Anyway… back to meditation. The guided meditation for hope, in particular, made me re-frame this perspective. Spending ten minutes just listening to my emotions, acknowledging how I was feeling and that it was valid in that moment helped me to see that it isn’t the end of the world. I have to believe that something will come up – however the process is totally draining and I am totally exhausted by it and won’t be able to stop looking any time soon. So, no, meditation did not solve all my problems but it did help me re-frame my thoughts and help me concentrate on the daily work I am doing.
While I don’t know if this practise will work for everyone, I think regularly taking the time to listen to yourself – your thoughts, emotions and body – is valuable and helps you understand yourself and why you behave in certain ways which is something everyone should know about themselves.
If you want to give it a go, there are plenty of options out there:
- Headspace – The classic. Advertised everywhere, Headspace is the go to app for people wanting to introduce meditation into their lives. It also has other features to aid sleep and just increase self-awareness. However, watch out for the paid features!
- UCLA Health Guided Meditations – These meditations are great and available in 13 different languages! They can be streamed from their website or via the free UCLA mindful app. These meditations are also licensed under a creative commons license!

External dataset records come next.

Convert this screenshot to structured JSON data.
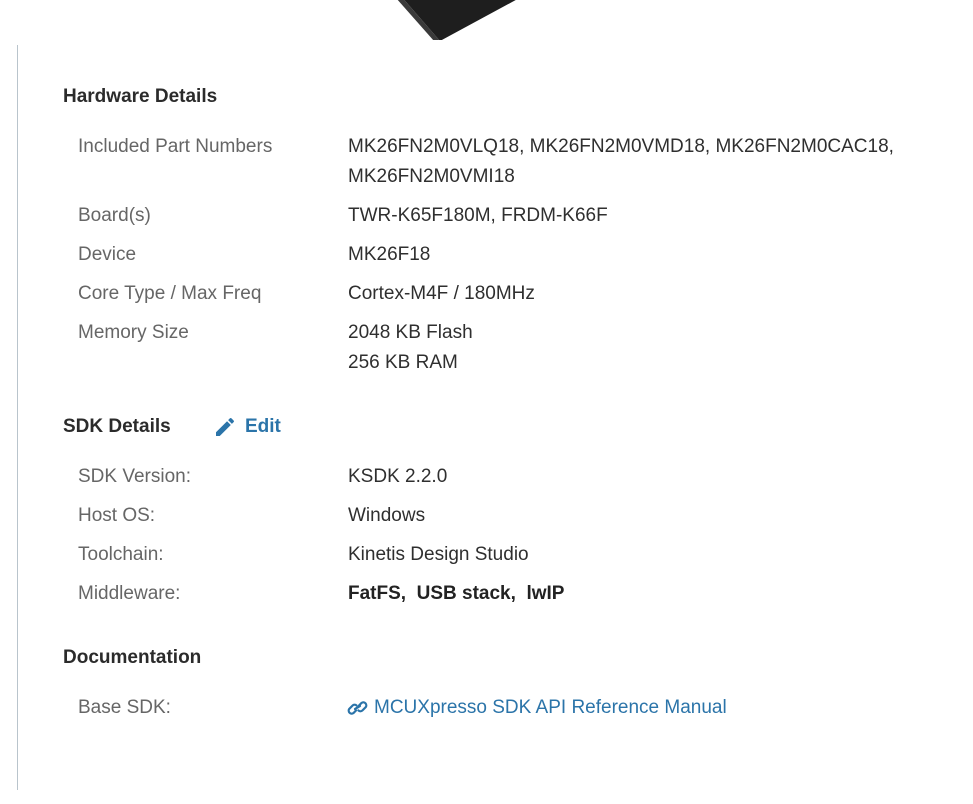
{
  "hardware": {
    "title": "Hardware Details",
    "rows": [
      {
        "label": "Included Part Numbers",
        "value_line1": "MK26FN2M0VLQ18, MK26FN2M0VMD18, MK26FN2M0CAC18,",
        "value_line2": "MK26FN2M0VMI18"
      },
      {
        "label": "Board(s)",
        "value": "TWR-K65F180M, FRDM-K66F"
      },
      {
        "label": "Device",
        "value": "MK26F18"
      },
      {
        "label": "Core Type / Max Freq",
        "value": "Cortex-M4F / 180MHz"
      },
      {
        "label": "Memory Size",
        "value_line1": "2048 KB Flash",
        "value_line2": "256 KB RAM"
      }
    ]
  },
  "sdk": {
    "title": "SDK Details",
    "edit_label": "Edit",
    "edit_icon": "pencil-icon",
    "rows": [
      {
        "label": "SDK Version:",
        "value": "KSDK 2.2.0"
      },
      {
        "label": "Host OS:",
        "value": "Windows"
      },
      {
        "label": "Toolchain:",
        "value": "Kinetis Design Studio"
      },
      {
        "label": "Middleware:",
        "items": [
          "FatFS,",
          "USB stack,",
          "lwIP"
        ]
      }
    ]
  },
  "documentation": {
    "title": "Documentation",
    "rows": [
      {
        "label": "Base SDK:",
        "link_text": "MCUXpresso SDK API Reference Manual",
        "link_icon": "link-icon"
      }
    ]
  },
  "colors": {
    "link": "#2b74a9",
    "label": "#666666",
    "rule": "#b9c4cc"
  }
}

- The Daily Meditation Podcast – Available on Spotify and from the free app “Declutter the Mind”. This is the podcast I’ve been listening to over the last week or so. It has so many episodes on a huge range of topics, and most episodes are only 10-15 minutes long so definitely not a huge commitment and a great way to introduce meditation into your life. It’s also available for free at their website.
- YouTube – Now, I haven’t done the research on this, but just from a quick search I can find so many meditation podcasts/videos available on Youtube. YouTube is a huge repository so there’s bound to be something available for everyone.

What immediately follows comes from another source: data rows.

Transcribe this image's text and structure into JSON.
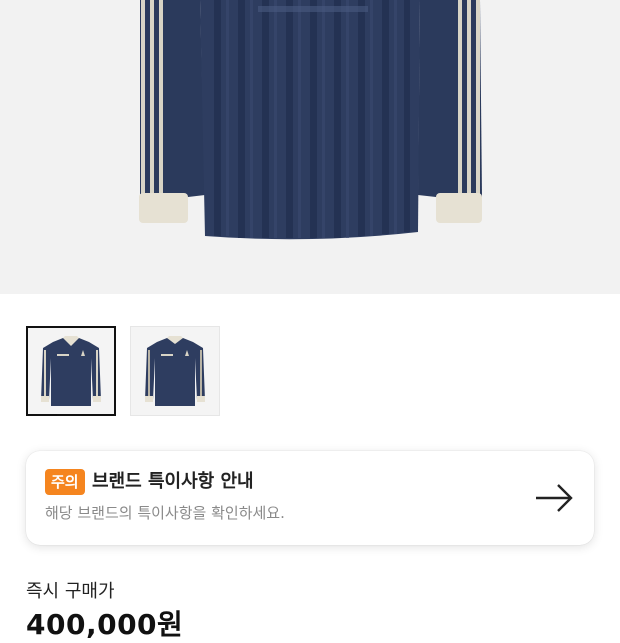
{
  "product": {
    "main_image_icon": "jersey-image",
    "thumbnails": [
      {
        "icon": "jersey-front-thumb",
        "selected": true
      },
      {
        "icon": "jersey-back-thumb",
        "selected": false
      }
    ]
  },
  "notice": {
    "badge": "주의",
    "title": "브랜드 특이사항 안내",
    "subtitle": "해당 브랜드의 특이사항을 확인하세요.",
    "arrow_icon": "arrow-right-icon",
    "badge_color": "#f5851f"
  },
  "price": {
    "label": "즉시 구매가",
    "value": "400,000원"
  }
}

- Meditation for children – this free OER on TES has been used by teachers to help calm and focus children’s attention. Great for teachers and parents alike wanting to bring some calm into their environment. Click here to view “Listening and Calming ‘ Meditation ‘ by Massenet” on TES.
I really hope this helps someone who might have been struggling with sleep and/or anxiety (like I have recently!) and don’t forget help is always available if you need it.
- University of Edinburgh “Help in a Crisis” page has lots of contact details for anyone who feels they need immediate support
- University of Edinburgh Staff Health & Wellbeing service
- University of Edinburgh Student Health & Wellbeing Service